      Employment in professional and business services increased 
by 76,000 in April. Job gains occurred in administrative and 
support services (+53,000) and computer systems design and 
related services (+14,000). Over the past 12 months, 
professional and business services has added 535,000 jobs.
      
      Construction employment rose by 33,000 in April, with gains 
occurring in nonresidential specialty trade contractors 
(+22,000) and in heavy and civil engineering construction 
(+10,000). Over the past 12 months, construction employment has 
increased by 256,000.
      
      Employment in health care increased by 27,000 in April and 
404,000 over the past 12 months. In April, job gains occurred in 
ambulatory health care services (+17,000), hospitals (+8,000), 
and community care facilities for the elderly (+7,000).
      
      Social assistance added 26,000 jobs over the month, with 
all of the gain occurring in individual and family services. 
Over the past 12 months, employment in social assistance has 
increased by 120,000.
      
      Employment continued to trend up in financial activities in 
April (+12,000). Over the past year, the industry has added 
110,000 jobs.

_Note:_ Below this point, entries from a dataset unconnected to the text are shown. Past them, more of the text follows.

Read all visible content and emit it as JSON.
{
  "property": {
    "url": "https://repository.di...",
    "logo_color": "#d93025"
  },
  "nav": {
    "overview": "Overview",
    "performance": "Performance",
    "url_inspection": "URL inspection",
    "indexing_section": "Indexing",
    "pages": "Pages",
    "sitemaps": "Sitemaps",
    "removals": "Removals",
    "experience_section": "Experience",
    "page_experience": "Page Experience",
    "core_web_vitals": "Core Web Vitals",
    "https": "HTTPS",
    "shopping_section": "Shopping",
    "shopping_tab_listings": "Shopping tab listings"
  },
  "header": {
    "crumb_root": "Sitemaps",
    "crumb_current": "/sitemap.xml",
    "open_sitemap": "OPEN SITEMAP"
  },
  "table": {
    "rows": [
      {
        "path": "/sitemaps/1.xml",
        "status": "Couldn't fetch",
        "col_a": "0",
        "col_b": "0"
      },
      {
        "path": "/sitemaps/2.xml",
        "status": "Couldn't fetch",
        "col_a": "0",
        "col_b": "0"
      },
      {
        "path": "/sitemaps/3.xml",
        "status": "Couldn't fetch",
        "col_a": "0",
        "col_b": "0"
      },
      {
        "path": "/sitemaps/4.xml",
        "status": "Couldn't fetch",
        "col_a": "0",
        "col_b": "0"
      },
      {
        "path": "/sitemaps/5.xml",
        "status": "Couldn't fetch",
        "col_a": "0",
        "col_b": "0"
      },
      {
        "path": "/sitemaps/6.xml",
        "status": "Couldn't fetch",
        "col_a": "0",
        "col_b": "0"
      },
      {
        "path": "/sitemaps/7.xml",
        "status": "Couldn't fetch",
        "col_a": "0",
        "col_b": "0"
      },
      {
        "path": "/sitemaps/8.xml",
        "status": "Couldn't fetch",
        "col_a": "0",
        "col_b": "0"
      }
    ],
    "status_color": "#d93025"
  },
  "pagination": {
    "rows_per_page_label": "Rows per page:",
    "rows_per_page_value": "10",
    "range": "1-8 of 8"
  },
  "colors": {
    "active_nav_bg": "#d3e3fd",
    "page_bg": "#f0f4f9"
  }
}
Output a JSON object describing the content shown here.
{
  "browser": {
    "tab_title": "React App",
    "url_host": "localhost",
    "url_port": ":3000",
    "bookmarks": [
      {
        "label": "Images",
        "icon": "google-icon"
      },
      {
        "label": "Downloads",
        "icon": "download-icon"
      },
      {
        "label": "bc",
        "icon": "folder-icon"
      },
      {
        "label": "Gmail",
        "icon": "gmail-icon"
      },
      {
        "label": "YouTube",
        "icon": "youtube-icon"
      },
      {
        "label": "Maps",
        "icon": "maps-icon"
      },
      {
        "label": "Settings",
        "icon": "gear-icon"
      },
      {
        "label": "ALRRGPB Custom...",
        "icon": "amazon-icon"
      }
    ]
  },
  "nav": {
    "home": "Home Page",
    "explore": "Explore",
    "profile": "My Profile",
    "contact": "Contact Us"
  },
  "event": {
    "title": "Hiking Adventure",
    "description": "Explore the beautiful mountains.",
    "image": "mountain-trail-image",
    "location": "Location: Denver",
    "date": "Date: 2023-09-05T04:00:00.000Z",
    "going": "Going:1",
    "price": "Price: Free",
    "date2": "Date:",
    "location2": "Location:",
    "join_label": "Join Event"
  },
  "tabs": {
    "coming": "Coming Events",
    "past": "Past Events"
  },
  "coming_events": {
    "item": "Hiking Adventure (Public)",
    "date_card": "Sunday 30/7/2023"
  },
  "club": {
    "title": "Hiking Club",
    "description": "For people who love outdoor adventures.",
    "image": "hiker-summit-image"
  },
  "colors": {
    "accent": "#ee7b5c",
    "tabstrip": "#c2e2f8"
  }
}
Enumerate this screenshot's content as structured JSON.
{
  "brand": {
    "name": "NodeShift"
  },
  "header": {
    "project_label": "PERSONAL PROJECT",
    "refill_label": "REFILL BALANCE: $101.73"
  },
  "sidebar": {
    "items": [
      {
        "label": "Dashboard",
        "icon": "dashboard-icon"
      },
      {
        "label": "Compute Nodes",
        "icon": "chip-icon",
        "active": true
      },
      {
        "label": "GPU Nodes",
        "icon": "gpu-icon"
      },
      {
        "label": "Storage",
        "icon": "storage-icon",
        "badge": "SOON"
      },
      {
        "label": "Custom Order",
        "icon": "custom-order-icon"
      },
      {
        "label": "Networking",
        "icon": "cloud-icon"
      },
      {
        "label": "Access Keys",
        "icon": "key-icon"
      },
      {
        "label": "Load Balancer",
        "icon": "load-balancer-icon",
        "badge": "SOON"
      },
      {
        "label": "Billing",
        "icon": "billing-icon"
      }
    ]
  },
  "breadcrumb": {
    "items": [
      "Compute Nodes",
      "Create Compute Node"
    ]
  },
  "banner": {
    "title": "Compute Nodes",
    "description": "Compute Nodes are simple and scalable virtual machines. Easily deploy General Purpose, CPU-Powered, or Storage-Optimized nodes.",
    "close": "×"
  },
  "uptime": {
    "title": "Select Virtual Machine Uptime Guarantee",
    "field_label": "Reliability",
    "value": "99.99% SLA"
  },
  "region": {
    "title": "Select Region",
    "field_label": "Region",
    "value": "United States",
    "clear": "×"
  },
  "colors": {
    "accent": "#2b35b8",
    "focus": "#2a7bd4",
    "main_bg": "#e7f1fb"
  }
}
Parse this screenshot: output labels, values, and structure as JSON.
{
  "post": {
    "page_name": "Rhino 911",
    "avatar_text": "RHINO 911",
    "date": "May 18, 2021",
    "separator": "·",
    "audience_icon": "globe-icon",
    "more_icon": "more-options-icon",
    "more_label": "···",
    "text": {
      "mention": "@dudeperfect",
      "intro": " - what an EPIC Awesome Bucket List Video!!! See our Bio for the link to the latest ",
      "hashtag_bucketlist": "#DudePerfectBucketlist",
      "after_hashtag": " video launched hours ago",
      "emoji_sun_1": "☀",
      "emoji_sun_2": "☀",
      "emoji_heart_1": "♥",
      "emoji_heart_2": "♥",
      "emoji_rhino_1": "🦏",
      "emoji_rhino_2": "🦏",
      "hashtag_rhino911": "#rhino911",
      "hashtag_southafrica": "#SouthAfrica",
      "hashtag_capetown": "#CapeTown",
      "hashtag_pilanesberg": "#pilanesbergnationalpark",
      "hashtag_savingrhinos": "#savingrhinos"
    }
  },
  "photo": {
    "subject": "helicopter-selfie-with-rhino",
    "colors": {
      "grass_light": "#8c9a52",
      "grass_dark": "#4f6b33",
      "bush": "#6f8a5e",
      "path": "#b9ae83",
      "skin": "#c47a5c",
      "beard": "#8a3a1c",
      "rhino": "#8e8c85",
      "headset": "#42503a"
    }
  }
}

      In April, manufacturing employment changed little for the 
third month in a row (+4,000). In the 12 months prior to 
February, manufacturing had added an average of 22,000 jobs per 
month.

      Retail trade employment changed little in April (-12,000). 
General merchandise stores lost 9,000 jobs, while motor vehicle 
and parts dealers added 8,000 jobs.
      
      Employment in other major industries--including mining, 
wholesale trade, transportation and warehousing, information, 
leisure and hospitality, and government--showed little change 
over the month.
      
      Average hourly earnings of all employees on private nonfarm 
payrolls rose by 6 cents in April to $27.77, following a 5-cent 
gain in March. Over the past 12 months, average hourly earnings 
have risen by 3.2 percent; the over-the-year percent change has 
been 3.0 percent or above for 9 consecutive months. From March 
2018 to March 2019, the Consumer Price Index for All Urban 
Consumers (CPI-U) increased by 1.9 percent (on a seasonally 
adjusted basis).
      
      Turning to measures from the survey of households, the 
unemployment rate declined by 0.2 percentage point to 3.6 
percent in April, the lowest rate since December 1969. Over the 
month, the number of unemployed people fell by 387,000 to 5.8 
million.
      
      Among the unemployed, the number of people searching for 
work for 27 weeks or more was little changed at 1.2 million in 
April. These long-term unemployed accounted for 21.1 percent of 
the unemployed.
      
      The labor force participation rate decreased by 0.2 
percentage point to 62.8 percent in April but was unchanged from 
a year earlier. The employment-population ratio, at 60.6 
percent, was unchanged over the month.
      
      In April, 4.7 million people were working part time for 
economic reasons (also referred to as involuntary part-time 
workers), little changed from the previous month.
      
      Among those neither working nor looking for work in April, 
1.4 million were considered marginally attached to the labor 
force, little changed from a year earlier. (People who are 
marginally attached to the labor force had not looked for work 
in the 4 weeks prior to the survey but wanted a job, were 
available for work, and had looked for a job within the last 12 
months.) Discouraged workers, a subset of the marginally 
attached who believed no jobs were available for them, numbered 
454,000 in April, also little changed from a year earlier.
      
      In summary, nonfarm payroll employment increased by 263,000 
in April, and the unemployment rate declined to 3.6 percent.




Last Modified Date: May 03, 2019